How to Fight Security Fatigue For Employees and Customers

 

How to Fight Security Fatigue For Employees and Customers

What is security fatigue? Why does it matter to your cybersecurity, both during work-from-home and afterward? How can identity management help your users, employees, and customers avoid security fatigue? 

The term “security fatigue” refers to certain desensitization experienced by users regarding cybersecurity. Some describe it as intellectual or emotional exhaustion with dealing with particular cybersecurity policies or tools. Others describe it as a reluctance to deal with the myriad demands protecting their identities entails. 

When employees experience security fatigue, they might make riskier decisions regarding their cybersecurity. For example, if they can’t remember their password, they may change it to an easier one they already use. Therefore, they introduce a new vulnerability to your business. Alternatively, they may create dangerous workarounds or simply ignore cybersecurity best practices. Moreover, they could fall for phishing attacks more often. 

Thus, security fatigue begins with the sensation of being overwhelmed by threat intelligence and identity management demands. So what causes this significant challenge to employees and businesses?

What Causes Security Fatigue? 

If we approach this challenge from a customer identity and access management (CIAM) perspective, security fatigue sets in with making accounts. Customers must make a new account for every digital shopping portal, which can exhaust even the most dedicated shopper. In fact, some shoppers choose to abandon their carts rather than make a whole new profile. 

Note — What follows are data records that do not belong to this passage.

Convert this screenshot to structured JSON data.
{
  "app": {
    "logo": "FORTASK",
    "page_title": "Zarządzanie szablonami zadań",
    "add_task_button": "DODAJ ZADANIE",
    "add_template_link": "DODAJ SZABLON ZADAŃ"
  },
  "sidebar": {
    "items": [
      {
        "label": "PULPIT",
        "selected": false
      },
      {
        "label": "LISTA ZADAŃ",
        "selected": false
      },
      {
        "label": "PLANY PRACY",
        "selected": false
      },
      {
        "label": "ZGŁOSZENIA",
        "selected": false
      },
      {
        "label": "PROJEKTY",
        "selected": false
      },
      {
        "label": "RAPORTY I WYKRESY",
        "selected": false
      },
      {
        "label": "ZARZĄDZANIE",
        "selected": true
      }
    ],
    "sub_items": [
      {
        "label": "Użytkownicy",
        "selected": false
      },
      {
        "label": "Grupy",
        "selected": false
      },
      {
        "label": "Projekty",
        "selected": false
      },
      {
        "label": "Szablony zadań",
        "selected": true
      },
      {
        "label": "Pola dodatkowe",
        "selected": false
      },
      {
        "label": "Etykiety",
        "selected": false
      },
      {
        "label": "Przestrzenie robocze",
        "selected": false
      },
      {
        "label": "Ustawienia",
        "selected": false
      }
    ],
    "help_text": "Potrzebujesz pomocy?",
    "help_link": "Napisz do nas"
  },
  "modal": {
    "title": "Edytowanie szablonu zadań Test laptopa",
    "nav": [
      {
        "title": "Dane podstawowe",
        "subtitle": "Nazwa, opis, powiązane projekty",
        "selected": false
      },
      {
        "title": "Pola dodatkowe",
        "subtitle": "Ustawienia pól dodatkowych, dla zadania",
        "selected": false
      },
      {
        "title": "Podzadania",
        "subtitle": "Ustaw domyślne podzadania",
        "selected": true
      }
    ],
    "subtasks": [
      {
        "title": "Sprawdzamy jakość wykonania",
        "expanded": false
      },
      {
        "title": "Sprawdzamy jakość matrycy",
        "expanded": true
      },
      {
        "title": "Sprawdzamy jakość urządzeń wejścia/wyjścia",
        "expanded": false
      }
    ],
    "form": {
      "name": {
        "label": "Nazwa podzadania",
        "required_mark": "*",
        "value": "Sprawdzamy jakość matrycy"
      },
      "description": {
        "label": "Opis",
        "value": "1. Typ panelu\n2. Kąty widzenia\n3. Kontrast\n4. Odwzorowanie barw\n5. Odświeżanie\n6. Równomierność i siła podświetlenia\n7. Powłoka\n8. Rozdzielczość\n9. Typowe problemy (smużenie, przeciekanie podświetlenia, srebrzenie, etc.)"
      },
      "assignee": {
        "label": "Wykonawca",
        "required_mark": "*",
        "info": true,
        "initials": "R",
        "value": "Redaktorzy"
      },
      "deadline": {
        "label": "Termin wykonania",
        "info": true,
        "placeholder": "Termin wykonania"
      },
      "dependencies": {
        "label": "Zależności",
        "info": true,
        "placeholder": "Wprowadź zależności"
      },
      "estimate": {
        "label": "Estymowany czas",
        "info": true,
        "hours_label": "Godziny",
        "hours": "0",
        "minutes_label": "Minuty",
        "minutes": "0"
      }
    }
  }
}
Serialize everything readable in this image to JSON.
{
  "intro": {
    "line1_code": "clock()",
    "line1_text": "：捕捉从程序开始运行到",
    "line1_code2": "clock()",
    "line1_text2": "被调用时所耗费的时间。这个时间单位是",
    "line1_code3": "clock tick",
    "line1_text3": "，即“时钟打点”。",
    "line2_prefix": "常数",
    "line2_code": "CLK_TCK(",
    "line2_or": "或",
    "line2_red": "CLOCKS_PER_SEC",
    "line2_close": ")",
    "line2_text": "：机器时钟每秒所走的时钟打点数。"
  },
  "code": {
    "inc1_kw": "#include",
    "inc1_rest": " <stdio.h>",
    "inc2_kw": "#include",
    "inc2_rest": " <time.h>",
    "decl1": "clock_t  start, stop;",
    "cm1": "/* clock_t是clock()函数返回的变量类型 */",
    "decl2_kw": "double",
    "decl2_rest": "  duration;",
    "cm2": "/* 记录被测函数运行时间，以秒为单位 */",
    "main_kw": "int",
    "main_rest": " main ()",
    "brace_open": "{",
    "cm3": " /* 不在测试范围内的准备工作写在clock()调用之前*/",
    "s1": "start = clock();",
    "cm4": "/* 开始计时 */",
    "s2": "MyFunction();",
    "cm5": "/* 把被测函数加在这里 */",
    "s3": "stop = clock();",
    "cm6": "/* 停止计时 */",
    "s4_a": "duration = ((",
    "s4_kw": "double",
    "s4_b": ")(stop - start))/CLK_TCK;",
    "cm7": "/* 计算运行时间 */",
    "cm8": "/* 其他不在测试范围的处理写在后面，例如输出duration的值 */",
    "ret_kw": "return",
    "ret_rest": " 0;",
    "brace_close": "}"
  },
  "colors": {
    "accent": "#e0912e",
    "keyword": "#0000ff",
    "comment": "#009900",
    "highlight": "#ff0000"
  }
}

For employees, often the demand to create or update strong passwords overwhelms. Since employees need to remember or keep track of hundreds of passwords, trying to remember one more unique one may prove a bridge too far. 

Similarly, users may feel frustrated at your authentication policies. As an example, if a single missed password is enough to lock them out of their account, that tends to repulse users. In fact, your users might develop workarounds instead, which leaves your organization vulnerable. 

Finally, users may feel this kind of fatigue through simple ignorance. Most users don’t end up directly hacked or breached (at least, not that they are aware of). Additionally, they may not know anyone directly breached. Therefore, they could not understand the dire need for adequate cybersecurity and thus experience security fatigue more. 

Ultimately, some users feel that the act of being constantly vigilant tires them. So what can your business do with identity management to avoid this problem? 

How Identity Management Helps Solve The Problem

To use identity management to avoid security fatigue, your enterprise needs to recognize what causes the problem in your use case. 

For example, if your users are overwhelmed by passwords, you could deploy a password manager. These securely store all of a users’ passwords and inputs them automatically when the user attempts to log in. This helps encourage employees to make unique passwords since they no longer feel the burden of remembering all of them.

Further, your enterprise should embrace single sign-on (SSO). This enables users to input one set of credentials to access more resources and databases; so long as it remains secure, so will all of the databases. It also limits the number of logins an average user needs to make, thus relieving them of some of the pressure. 

In a CIAM, embrace tools and strategies that facilitate the shopping experience, including Social Sign-On.   

Finally, use passive authentication factors as well as more active ones. These can include geofencing, time of access monitoring, and behavioral biometrics; all of them can authenticate a user without requiring direct input on their part. As a parting thought, educate your users. If they understand the legitimate threats they face, they will embrace constant vigilance readily. 

To learn more, check out our Identity Management Buyer’s Guide

Ben Canner

Ben Canner is an enterprise technology writer and analyst covering Identity Management, SIEM, Endpoint Protection, and Cybersecurity writ large. He holds a Bachelor of Arts Degree in English from Clark University in Worcester, MA. He previously worked as a corporate blogger and ghost writer. You can reach him via Twitter and LinkedIn.
Ben Canner